Cooke and Pollin made their money the old-fashioned way. They survived and thrived in a far more bare-knuckles world than the one that produced Snyder, Leonsis and Ledecky. The latter seem not only new to money, but new to power and the uses of it. Their claim to a right to ownership is that they've been lifelong fans. Snyder talks about wearing his Redskins belt to school. Yesterday, Leonsis said, "Seeing Snyder buying the Redskins, I said, 'I can do that.' "
The economics of sports is getting brutally difficult for an individual owner, Pollin pointed out yesterday. That $200 million infusion would "preserve" the Wizards, Caps and the MCI Center for the Washington area during this tough period when it's easy for losing sports franchises to burn up a lot of capital in a very short time. He pointed out that he didn't want his teams to endure the chaos that has surrounded the Redskins.
"I'm in perfect health," he said. "But I'm also 75." So, he's setting up the line of succession.

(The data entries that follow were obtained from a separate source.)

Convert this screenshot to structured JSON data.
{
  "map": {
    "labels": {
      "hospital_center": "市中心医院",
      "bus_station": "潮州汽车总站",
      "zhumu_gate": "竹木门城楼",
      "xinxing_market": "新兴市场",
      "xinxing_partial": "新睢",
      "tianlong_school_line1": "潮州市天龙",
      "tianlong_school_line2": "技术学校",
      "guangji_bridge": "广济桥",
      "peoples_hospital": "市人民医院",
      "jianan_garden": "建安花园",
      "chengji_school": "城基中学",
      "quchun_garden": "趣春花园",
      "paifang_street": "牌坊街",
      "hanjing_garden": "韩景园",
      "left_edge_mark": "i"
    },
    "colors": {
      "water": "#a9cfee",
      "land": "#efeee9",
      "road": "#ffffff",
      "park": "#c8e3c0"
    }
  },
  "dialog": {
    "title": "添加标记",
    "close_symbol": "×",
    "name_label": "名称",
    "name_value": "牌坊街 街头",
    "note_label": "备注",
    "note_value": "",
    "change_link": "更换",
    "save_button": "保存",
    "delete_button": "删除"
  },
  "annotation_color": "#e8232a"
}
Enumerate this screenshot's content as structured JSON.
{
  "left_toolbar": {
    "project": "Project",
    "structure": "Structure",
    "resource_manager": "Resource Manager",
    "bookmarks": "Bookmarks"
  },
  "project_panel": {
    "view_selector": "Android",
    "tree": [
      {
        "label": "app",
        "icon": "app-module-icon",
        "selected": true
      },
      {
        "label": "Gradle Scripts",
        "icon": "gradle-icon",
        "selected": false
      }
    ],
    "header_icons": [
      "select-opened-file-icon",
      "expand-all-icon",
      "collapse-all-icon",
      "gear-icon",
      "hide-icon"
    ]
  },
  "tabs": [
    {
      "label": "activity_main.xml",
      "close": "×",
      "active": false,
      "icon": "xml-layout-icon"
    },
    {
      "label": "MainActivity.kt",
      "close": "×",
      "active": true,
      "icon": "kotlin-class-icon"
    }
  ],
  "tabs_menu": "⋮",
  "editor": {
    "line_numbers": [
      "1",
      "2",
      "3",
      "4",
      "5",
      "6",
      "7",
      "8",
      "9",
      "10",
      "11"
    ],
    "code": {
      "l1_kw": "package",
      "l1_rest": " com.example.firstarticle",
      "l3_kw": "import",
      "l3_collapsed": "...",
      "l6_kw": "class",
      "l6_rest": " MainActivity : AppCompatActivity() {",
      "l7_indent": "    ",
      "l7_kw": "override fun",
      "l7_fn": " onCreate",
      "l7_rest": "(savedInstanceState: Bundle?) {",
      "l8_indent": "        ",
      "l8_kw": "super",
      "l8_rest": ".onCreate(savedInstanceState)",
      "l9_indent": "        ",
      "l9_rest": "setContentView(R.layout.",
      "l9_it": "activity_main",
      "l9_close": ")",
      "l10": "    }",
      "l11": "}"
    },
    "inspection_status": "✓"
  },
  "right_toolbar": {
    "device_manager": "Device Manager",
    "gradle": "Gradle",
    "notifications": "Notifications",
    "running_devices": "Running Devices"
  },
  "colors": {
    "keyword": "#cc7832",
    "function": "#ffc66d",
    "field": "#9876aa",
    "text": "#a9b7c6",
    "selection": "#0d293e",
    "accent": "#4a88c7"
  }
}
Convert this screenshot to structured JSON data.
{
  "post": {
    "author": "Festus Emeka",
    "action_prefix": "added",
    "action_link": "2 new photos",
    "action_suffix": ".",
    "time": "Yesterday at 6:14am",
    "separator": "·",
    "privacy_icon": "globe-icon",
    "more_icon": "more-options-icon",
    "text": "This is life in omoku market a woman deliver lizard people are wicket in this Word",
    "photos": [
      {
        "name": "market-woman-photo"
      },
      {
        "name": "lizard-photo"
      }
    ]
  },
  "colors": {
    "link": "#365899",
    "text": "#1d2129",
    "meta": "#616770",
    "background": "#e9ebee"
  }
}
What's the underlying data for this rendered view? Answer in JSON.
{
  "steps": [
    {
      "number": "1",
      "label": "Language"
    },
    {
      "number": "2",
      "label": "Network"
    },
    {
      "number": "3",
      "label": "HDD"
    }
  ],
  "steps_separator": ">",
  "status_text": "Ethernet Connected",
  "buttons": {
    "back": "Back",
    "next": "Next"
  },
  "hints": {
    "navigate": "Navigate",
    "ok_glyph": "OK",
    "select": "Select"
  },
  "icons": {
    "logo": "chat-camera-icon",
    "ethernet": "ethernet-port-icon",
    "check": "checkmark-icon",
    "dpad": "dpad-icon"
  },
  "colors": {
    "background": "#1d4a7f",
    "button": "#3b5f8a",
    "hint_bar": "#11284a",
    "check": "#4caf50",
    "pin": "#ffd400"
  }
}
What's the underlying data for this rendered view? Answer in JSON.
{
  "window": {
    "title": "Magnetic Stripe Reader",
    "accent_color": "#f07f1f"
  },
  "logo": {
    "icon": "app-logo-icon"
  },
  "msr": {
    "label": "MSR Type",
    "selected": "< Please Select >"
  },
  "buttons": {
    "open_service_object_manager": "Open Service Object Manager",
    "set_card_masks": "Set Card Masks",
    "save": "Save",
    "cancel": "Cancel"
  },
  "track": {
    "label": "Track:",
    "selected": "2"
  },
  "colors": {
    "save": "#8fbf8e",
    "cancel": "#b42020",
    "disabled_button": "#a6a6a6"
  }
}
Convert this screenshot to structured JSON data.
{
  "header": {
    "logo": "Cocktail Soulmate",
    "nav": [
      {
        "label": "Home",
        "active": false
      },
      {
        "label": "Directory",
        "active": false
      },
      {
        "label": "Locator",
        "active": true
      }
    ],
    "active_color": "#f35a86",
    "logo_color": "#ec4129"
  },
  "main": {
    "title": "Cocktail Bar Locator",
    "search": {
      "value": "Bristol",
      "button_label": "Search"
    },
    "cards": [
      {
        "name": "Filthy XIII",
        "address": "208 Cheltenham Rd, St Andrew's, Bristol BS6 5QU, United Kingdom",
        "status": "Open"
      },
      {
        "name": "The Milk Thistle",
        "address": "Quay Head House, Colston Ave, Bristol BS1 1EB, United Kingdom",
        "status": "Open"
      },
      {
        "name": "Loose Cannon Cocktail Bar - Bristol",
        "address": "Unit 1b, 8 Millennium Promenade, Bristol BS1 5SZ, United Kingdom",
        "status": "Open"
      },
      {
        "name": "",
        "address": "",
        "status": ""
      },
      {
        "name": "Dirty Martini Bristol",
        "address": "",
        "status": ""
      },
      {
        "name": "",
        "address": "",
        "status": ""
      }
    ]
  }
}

That means Leonsis with Ledecky, who has bid for teams in other sports, including baseball, in the background.
To those who are relatively new to this town, they may remember only the Redskins of the past six years or the Wizards/Bullets who've tormented Pollin for the past two decades or the Hoyas who've become a second-tier power, at best, in the '90s. For them, it may be hard to understand what the names Cooke, Thompson and Pollin mean in sports in this town.
For many of us, however, that's no impediment. No names, across this whole century, are written larger than those three in Washington sports. If we add "Griffith" to that trio, then we may have the whole lot. Washington hasn't had many championship games to contemplate or victory parades to celebrate sports heroes in its history. The men who've given most of them to us are suddenly going or gone.
So, a nod to Pollin, who is preparing his exodus with such grace. All of them may be harder to replace than we think.
© Copyright 1999 The Washington Post Company